* [REQUIRED WORK]: Search the data for the word "nebo" and copy out every line that has it.

▼

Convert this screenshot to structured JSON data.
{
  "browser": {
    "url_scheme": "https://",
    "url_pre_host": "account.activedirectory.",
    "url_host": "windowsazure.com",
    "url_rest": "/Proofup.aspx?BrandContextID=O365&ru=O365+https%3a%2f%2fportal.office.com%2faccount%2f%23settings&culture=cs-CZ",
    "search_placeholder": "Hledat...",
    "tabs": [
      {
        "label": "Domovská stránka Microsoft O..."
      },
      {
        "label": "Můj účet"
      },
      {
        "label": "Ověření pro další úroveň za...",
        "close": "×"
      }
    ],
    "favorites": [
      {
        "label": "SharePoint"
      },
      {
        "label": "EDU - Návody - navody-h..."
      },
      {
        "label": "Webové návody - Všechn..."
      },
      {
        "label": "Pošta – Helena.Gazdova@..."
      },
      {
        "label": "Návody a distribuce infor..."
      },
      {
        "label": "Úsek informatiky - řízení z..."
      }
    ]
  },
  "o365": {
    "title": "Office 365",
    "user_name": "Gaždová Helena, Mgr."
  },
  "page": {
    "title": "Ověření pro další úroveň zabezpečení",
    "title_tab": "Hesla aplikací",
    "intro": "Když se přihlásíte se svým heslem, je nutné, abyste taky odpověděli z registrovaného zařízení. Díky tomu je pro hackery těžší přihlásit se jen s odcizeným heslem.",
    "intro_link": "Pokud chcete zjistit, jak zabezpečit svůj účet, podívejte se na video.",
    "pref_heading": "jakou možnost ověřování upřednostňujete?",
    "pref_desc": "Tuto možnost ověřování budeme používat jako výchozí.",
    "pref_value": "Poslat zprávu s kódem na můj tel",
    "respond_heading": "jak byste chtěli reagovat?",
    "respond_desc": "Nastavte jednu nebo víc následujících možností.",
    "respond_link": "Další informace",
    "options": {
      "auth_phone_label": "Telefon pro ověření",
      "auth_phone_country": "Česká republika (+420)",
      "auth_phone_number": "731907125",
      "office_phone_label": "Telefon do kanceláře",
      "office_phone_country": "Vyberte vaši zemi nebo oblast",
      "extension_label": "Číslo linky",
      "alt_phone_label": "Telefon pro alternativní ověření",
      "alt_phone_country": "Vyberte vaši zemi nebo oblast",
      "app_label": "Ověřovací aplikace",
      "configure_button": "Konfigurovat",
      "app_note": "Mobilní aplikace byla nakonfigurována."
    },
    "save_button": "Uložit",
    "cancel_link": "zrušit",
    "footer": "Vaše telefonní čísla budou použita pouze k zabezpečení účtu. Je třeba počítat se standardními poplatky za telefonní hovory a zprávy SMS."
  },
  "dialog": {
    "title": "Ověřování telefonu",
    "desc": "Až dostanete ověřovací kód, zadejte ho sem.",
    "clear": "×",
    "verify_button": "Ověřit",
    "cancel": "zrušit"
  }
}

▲

* [ANSWER BOX]:
    "respond_desc": "Nastavte jednu nebo víc následujících možností.",
      "office_phone_country": "Vyberte vaši zemi nebo oblast",
      "alt_phone_country": "Vyberte vaši zemi nebo oblast",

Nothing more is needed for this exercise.